Work required =>
Some lines below may hold the string "Kitchen". Count them and give only the total.

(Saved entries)
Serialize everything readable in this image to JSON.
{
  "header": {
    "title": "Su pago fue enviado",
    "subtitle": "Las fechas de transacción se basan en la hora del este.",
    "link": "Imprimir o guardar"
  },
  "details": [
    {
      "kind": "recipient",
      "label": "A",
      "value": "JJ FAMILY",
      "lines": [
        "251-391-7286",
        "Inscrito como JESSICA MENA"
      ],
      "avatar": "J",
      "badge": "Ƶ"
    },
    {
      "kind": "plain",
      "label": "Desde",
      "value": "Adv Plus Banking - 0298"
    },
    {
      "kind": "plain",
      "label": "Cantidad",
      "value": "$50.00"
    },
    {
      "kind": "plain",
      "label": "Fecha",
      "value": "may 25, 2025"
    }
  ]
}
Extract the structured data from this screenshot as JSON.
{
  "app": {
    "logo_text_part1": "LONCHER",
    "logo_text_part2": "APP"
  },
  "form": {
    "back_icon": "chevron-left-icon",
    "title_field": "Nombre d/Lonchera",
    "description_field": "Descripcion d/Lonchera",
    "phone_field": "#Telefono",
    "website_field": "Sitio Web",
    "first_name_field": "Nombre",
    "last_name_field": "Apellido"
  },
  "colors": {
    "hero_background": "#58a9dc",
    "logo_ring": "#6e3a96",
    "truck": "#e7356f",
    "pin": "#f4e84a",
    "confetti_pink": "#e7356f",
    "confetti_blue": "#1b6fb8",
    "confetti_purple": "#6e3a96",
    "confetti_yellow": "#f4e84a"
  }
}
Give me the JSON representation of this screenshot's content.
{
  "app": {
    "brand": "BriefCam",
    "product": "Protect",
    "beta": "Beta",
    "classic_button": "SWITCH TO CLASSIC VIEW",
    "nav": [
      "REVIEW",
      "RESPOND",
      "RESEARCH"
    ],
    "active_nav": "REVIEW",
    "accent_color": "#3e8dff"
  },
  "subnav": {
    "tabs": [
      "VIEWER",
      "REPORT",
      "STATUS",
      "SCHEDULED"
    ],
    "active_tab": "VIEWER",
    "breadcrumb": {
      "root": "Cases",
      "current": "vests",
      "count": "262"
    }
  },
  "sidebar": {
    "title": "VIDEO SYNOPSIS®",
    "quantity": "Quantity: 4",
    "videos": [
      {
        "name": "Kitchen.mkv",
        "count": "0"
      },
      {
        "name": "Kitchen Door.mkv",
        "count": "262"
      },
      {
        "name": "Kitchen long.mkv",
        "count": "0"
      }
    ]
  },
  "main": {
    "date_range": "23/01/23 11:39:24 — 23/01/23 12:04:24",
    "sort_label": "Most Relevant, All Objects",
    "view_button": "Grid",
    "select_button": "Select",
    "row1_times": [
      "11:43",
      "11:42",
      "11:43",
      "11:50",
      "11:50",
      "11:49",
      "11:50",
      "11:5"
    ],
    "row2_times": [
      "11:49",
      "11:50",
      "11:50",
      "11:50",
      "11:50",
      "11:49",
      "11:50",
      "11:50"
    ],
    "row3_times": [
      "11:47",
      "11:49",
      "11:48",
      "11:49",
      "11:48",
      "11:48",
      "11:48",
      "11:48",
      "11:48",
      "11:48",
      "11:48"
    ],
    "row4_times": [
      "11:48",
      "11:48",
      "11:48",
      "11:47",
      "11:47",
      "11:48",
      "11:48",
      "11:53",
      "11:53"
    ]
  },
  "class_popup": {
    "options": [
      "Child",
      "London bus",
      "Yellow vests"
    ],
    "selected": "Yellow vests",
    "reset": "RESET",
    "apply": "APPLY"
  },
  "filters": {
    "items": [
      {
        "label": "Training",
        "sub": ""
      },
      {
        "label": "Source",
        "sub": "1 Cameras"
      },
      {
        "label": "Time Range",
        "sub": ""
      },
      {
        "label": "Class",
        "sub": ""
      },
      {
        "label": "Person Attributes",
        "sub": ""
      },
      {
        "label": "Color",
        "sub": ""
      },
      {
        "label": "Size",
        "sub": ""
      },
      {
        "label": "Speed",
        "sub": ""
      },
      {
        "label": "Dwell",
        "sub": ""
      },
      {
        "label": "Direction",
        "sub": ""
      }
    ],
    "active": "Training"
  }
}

Task response =>
3